What the exercise asks:
Please copy every line from the following entries in which the word "that" appears.

Supplied data:

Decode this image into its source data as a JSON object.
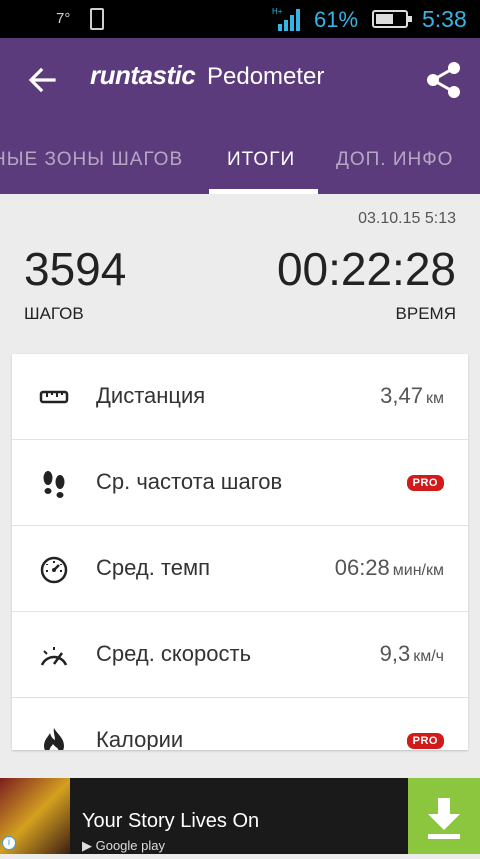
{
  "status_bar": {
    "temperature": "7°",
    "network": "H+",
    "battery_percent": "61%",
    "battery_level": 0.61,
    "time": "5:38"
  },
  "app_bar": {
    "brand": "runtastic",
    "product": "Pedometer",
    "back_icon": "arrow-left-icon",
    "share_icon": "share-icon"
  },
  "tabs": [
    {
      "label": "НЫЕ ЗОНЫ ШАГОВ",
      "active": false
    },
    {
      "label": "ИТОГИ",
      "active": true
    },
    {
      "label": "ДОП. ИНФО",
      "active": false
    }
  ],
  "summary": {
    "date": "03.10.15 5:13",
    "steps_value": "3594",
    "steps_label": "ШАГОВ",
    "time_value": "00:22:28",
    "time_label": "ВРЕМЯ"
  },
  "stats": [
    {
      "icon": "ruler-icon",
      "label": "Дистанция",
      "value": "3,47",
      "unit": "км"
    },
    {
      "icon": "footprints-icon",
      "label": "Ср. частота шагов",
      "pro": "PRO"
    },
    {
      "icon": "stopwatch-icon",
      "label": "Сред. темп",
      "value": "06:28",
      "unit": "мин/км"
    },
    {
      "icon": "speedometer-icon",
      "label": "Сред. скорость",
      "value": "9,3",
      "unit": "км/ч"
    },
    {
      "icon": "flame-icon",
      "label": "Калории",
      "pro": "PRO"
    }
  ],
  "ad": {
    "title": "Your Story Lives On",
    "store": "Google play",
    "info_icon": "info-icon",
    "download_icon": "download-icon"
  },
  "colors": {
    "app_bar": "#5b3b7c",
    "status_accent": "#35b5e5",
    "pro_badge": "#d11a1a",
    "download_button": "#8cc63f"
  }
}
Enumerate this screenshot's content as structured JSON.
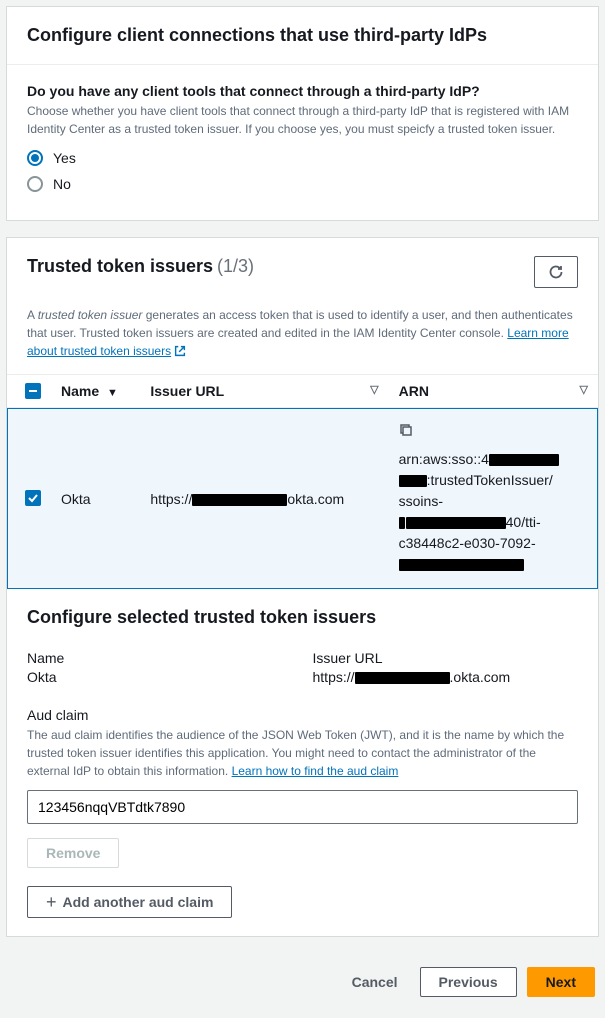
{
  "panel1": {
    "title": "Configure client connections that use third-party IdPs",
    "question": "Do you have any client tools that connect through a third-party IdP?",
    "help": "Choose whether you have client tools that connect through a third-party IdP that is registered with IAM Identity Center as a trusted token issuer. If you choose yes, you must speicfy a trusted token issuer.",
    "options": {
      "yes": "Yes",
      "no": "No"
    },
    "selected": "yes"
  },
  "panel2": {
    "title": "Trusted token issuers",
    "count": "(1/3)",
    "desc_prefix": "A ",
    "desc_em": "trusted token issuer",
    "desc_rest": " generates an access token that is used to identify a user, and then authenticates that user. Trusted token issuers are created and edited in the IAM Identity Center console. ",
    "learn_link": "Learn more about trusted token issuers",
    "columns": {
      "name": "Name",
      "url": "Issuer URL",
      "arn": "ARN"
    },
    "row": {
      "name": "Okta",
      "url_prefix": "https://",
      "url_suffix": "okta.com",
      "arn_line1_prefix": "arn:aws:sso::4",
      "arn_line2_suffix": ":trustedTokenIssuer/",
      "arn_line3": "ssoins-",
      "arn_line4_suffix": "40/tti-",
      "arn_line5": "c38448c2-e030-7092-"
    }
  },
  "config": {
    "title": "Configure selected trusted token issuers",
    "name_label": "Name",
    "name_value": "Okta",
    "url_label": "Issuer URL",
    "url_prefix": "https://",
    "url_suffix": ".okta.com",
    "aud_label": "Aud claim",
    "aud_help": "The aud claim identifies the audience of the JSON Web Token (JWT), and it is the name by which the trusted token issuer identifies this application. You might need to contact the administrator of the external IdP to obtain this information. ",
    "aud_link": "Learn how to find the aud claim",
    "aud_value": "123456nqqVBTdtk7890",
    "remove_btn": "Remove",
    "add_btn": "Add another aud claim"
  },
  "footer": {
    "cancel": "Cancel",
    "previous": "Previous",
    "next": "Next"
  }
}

Answer to the exercise:
    "title": "Configure client connections that use third-party IdPs",
    "question": "Do you have any client tools that connect through a third-party IdP?",
    "help": "Choose whether you have client tools that connect through a third-party IdP that is registered with IAM Identity Center as a trusted token issuer. If you choose yes, you must speicfy a trusted token issuer.",
    "desc_rest": " generates an access token that is used to identify a user, and then authenticates that user. Trusted token issuers are created and edited in the IAM Identity Center console. ",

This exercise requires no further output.